RECORDS SUPPLIED Start Marker
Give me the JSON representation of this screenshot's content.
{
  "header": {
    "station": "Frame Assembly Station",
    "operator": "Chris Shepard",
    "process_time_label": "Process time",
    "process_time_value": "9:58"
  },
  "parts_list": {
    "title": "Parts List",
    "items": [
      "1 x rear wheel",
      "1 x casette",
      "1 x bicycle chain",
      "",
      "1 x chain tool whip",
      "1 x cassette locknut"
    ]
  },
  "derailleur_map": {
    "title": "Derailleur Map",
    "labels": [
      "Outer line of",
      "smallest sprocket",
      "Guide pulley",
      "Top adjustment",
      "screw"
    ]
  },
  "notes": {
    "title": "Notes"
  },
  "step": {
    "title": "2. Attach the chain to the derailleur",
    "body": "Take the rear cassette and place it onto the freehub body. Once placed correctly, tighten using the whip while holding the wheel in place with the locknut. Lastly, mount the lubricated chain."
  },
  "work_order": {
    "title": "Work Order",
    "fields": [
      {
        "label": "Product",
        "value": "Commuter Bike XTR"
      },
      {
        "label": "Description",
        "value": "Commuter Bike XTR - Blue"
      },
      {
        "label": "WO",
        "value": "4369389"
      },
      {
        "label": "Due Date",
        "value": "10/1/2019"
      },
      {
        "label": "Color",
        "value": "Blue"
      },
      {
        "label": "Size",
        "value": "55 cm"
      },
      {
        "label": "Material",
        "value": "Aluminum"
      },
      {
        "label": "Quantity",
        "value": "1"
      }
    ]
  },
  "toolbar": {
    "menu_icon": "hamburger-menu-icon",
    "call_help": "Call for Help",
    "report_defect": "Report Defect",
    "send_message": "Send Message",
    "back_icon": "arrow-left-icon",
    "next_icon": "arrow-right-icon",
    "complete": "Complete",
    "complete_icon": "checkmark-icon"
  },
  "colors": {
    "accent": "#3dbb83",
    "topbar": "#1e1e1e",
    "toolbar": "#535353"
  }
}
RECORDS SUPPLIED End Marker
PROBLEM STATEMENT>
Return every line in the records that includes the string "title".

TASK RESULT>
    "title": "Parts List",
    "title": "Derailleur Map",
    "title": "Notes"
    "title": "2. Attach the chain to the derailleur",
    "title": "Work Order",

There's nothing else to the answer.